## [Task brief]
Search the listing below for the word "description" and return each line that contains it.

____

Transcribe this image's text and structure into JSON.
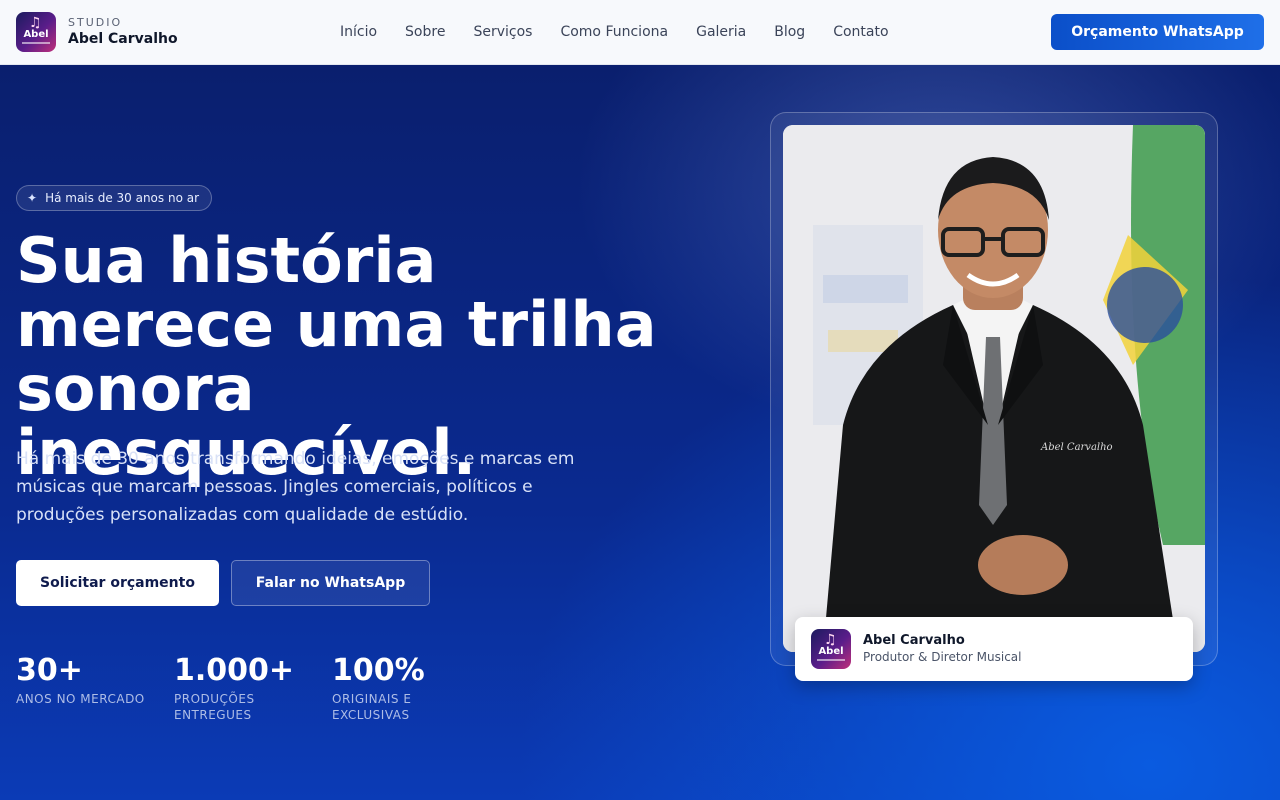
{
  "header": {
    "logo_word": "Abel",
    "brand_kicker": "STUDIO",
    "brand_name": "Abel Carvalho",
    "nav": [
      "Início",
      "Sobre",
      "Serviços",
      "Como Funciona",
      "Galeria",
      "Blog",
      "Contato"
    ],
    "cta_label": "Orçamento WhatsApp"
  },
  "hero": {
    "badge": "Há mais de 30 anos no ar",
    "headline": "Sua história merece uma trilha sonora inesquecível.",
    "lead": "Há mais de 30 anos transformando ideias, emoções e marcas em músicas que marcam pessoas. Jingles comerciais, políticos e produções personalizadas com qualidade de estúdio.",
    "primary_button": "Solicitar orçamento",
    "secondary_button": "Falar no WhatsApp",
    "stats": [
      {
        "value": "30+",
        "label": "ANOS NO MERCADO"
      },
      {
        "value": "1.000+",
        "label": "PRODUÇÕES ENTREGUES"
      },
      {
        "value": "100%",
        "label": "ORIGINAIS E EXCLUSIVAS"
      }
    ]
  },
  "profile": {
    "logo_word": "Abel",
    "name": "Abel Carvalho",
    "role": "Produtor & Diretor Musical",
    "suit_signature": "Abel Carvalho"
  },
  "colors": {
    "brand_blue": "#0b4fc9",
    "hero_dark": "#0a1f6e",
    "hero_bright": "#0a5be0"
  }
}
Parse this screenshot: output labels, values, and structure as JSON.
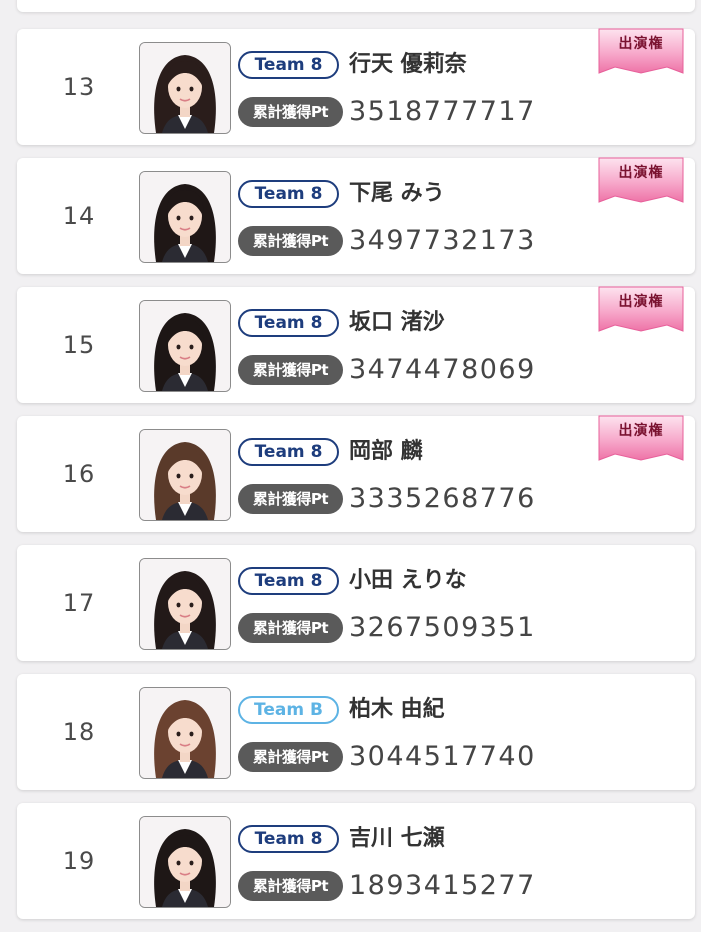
{
  "colors": {
    "page_background": "#f1f0f2",
    "card_background": "#ffffff",
    "team_8": "#1e3d7d",
    "team_b": "#5db3e4",
    "points_label_bg": "#5a5a5a",
    "ribbon_pink": "#f07fb0",
    "ribbon_text": "#7a1230"
  },
  "icons": {
    "photo": "member-photo-icon",
    "ribbon": "ribbon-badge-icon"
  },
  "ranking": [
    {
      "rank": "13",
      "team": "Team 8",
      "team_type": "team8",
      "name": "行天 優莉奈",
      "points_label": "累計獲得Pt",
      "points": "3518777717",
      "badge": "出演権",
      "hair": "#2a1d1b"
    },
    {
      "rank": "14",
      "team": "Team 8",
      "team_type": "team8",
      "name": "下尾 みう",
      "points_label": "累計獲得Pt",
      "points": "3497732173",
      "badge": "出演権",
      "hair": "#1f1716"
    },
    {
      "rank": "15",
      "team": "Team 8",
      "team_type": "team8",
      "name": "坂口 渚沙",
      "points_label": "累計獲得Pt",
      "points": "3474478069",
      "badge": "出演権",
      "hair": "#1d1615"
    },
    {
      "rank": "16",
      "team": "Team 8",
      "team_type": "team8",
      "name": "岡部 麟",
      "points_label": "累計獲得Pt",
      "points": "3335268776",
      "badge": "出演権",
      "hair": "#5a3a2a"
    },
    {
      "rank": "17",
      "team": "Team 8",
      "team_type": "team8",
      "name": "小田 えりな",
      "points_label": "累計獲得Pt",
      "points": "3267509351",
      "badge": "",
      "hair": "#221918"
    },
    {
      "rank": "18",
      "team": "Team B",
      "team_type": "teamb",
      "name": "柏木 由紀",
      "points_label": "累計獲得Pt",
      "points": "3044517740",
      "badge": "",
      "hair": "#6b4230"
    },
    {
      "rank": "19",
      "team": "Team 8",
      "team_type": "team8",
      "name": "吉川 七瀬",
      "points_label": "累計獲得Pt",
      "points": "1893415277",
      "badge": "",
      "hair": "#1e1716"
    }
  ]
}
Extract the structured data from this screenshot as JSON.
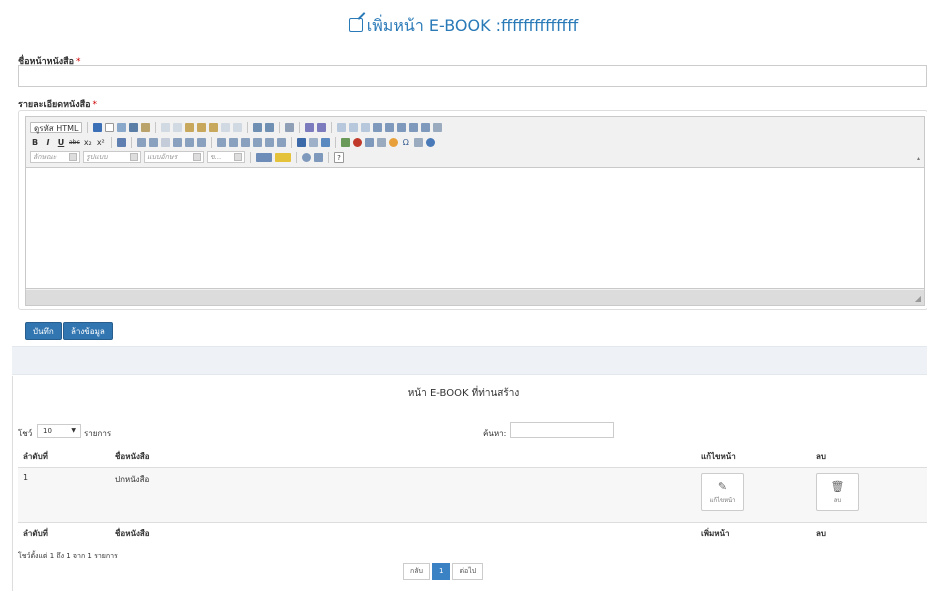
{
  "form": {
    "title": "เพิ่มหน้า E-BOOK :ffffffffffffff",
    "book_name_label": "ชื่อหน้าหนังสือ",
    "book_detail_label": "รายละเอียดหนังสือ",
    "required_mark": "*",
    "book_name_value": ""
  },
  "editor": {
    "source_label": "ดูรหัส HTML",
    "style_placeholder": "ลักษณะ",
    "format_placeholder": "รูปแบบ",
    "font_placeholder": "แบบอักษร",
    "size_placeholder": "ข...",
    "bold": "B",
    "italic": "I",
    "underline": "U",
    "strike": "abc",
    "subscript": "x₂",
    "superscript": "x²",
    "help": "?"
  },
  "buttons": {
    "save": "บันทึก",
    "clear": "ล้างข้อมูล"
  },
  "list": {
    "title": "หน้า E-BOOK ที่ท่านสร้าง",
    "show_label": "โชว์",
    "page_size": "10",
    "records_label": "รายการ",
    "search_label": "ค้นหา:",
    "search_value": "",
    "columns": [
      "ลำดับที่",
      "ชื่อหนังสือ",
      "แก้ไขหน้า",
      "ลบ"
    ],
    "footer_columns": [
      "ลำดับที่",
      "ชื่อหนังสือ",
      "เพิ่มหน้า",
      "ลบ"
    ],
    "rows": [
      {
        "no": "1",
        "name": "ปกหนังสือ",
        "edit_label": "แก้ไขหน้า",
        "delete_label": "ลบ"
      }
    ],
    "info": "โชว์ตั้งแต่ 1 ถึง 1 จาก 1 รายการ",
    "pager": {
      "prev": "กลับ",
      "current": "1",
      "next": "ต่อไป"
    }
  }
}
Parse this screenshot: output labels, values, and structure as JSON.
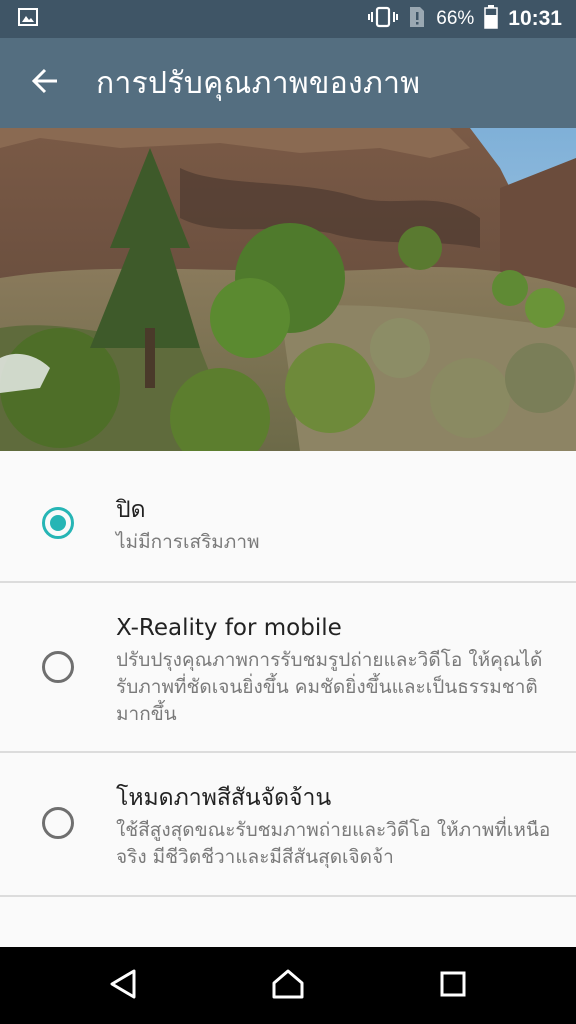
{
  "status_bar": {
    "battery_percent": "66%",
    "time": "10:31",
    "icons": [
      "image-notification-icon",
      "vibrate-icon",
      "no-sim-icon",
      "battery-icon"
    ]
  },
  "app_bar": {
    "title": "การปรับคุณภาพของภาพ",
    "back_icon": "arrow-back-icon"
  },
  "hero": {
    "description": "preview-landscape-photo"
  },
  "options": [
    {
      "title": "ปิด",
      "description": "ไม่มีการเสริมภาพ",
      "selected": true
    },
    {
      "title": "X-Reality for mobile",
      "description": "ปรับปรุงคุณภาพการรับชมรูปถ่ายและวิดีโอ ให้คุณได้รับภาพที่ชัดเจนยิ่งขึ้น คมชัดยิ่งขึ้นและเป็นธรรมชาติมากขึ้น",
      "selected": false
    },
    {
      "title": "โหมดภาพสีสันจัดจ้าน",
      "description": "ใช้สีสูงสุดขณะรับชมภาพถ่ายและวิดีโอ ให้ภาพที่เหนือจริง มีชีวิตชีวาและมีสีสันสุดเจิดจ้า",
      "selected": false
    }
  ],
  "nav_bar": {
    "icons": [
      "back-triangle-icon",
      "home-icon",
      "recents-icon"
    ]
  },
  "colors": {
    "status_bar": "#3f5566",
    "app_bar": "#546e80",
    "accent": "#26b5b5"
  }
}
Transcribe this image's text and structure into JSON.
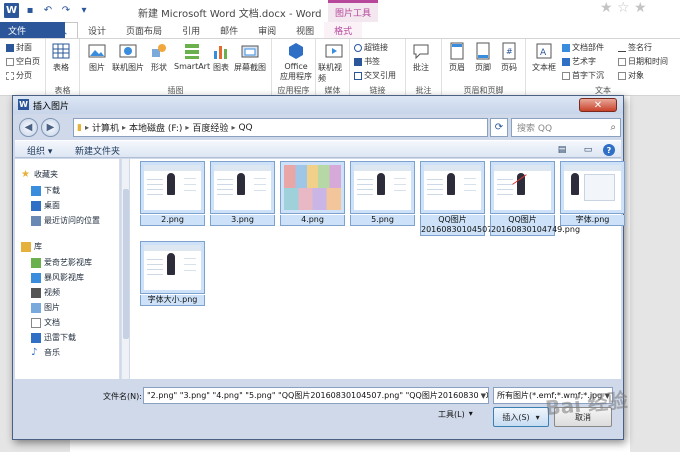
{
  "word": {
    "title": "新建 Microsoft Word 文档.docx - Word",
    "contextual_tab_title": "图片工具",
    "tabs": [
      "文件",
      "开始",
      "插入",
      "设计",
      "页面布局",
      "引用",
      "邮件",
      "审阅",
      "视图",
      "格式"
    ],
    "active_tab": "插入",
    "ribbon": {
      "pages_group": {
        "items": [
          "封面",
          "空白页",
          "分页"
        ]
      },
      "table_label": "表格",
      "illustrations": {
        "buttons": [
          "图片",
          "联机图片",
          "形状",
          "SmartArt",
          "图表",
          "屏幕截图"
        ],
        "label": "插图"
      },
      "apps": {
        "button": "Office",
        "button2": "应用程序",
        "label": "应用程序"
      },
      "media": {
        "button": "联机视频",
        "label": "媒体"
      },
      "links": {
        "items": [
          "超链接",
          "书签",
          "交叉引用"
        ],
        "label": "链接"
      },
      "comments": {
        "button": "批注",
        "label": "批注"
      },
      "header_footer": {
        "buttons": [
          "页眉",
          "页脚",
          "页码"
        ],
        "label": "页眉和页脚"
      },
      "text": {
        "textbox": "文本框",
        "items": [
          "文档部件",
          "艺术字",
          "首字下沉"
        ],
        "items2": [
          "签名行",
          "日期和时间",
          "对象"
        ],
        "label": "文本"
      }
    }
  },
  "dialog": {
    "title": "插入图片",
    "path": [
      "计算机",
      "本地磁盘 (F:)",
      "百度经验",
      "QQ"
    ],
    "search_placeholder": "搜索 QQ",
    "toolbar": {
      "organize": "组织 ▾",
      "new_folder": "新建文件夹"
    },
    "nav": {
      "favorites": "收藏夹",
      "fav_items": [
        "下载",
        "桌面",
        "最近访问的位置"
      ],
      "library": "库",
      "lib_items": [
        "爱奇艺影视库",
        "暴风影视库",
        "视频",
        "图片",
        "文档",
        "迅雷下载",
        "音乐"
      ]
    },
    "files": [
      {
        "name": "2.png",
        "kind": "ui"
      },
      {
        "name": "3.png",
        "kind": "ui"
      },
      {
        "name": "4.png",
        "kind": "colorful"
      },
      {
        "name": "5.png",
        "kind": "ui"
      },
      {
        "name": "QQ图片20160830104507.png",
        "kind": "ui"
      },
      {
        "name": "QQ图片20160830104749.png",
        "kind": "red"
      },
      {
        "name": "字体.png",
        "kind": "panel"
      },
      {
        "name": "字体大小.png",
        "kind": "ui"
      }
    ],
    "filename_label": "文件名(N):",
    "filename_value": "\"2.png\" \"3.png\" \"4.png\" \"5.png\" \"QQ图片20160830104507.png\" \"QQ图片2016083010474",
    "filter_value": "所有图片(*.emf;*.wmf;*.jpg;*",
    "tools_label": "工具(L)",
    "insert_label": "插入(S)",
    "cancel_label": "取消"
  },
  "watermark": "Bai 经验"
}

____

## [Answer area]
    "description": "preview-landscape-photo"
      "description": "ไม่มีการเสริมภาพ",
      "description": "ปรับปรุงคุณภาพการรับชมรูปถ่ายและวิดีโอ ให้คุณได้รับภาพที่ชัดเจนยิ่งขึ้น คมชัดยิ่งขึ้นและเป็นธรรมชาติมากขึ้น",
      "description": "ใช้สีสูงสุดขณะรับชมภาพถ่ายและวิดีโอ ให้ภาพที่เหนือจริง มีชีวิตชีวาและมีสีสันสุดเจิดจ้า",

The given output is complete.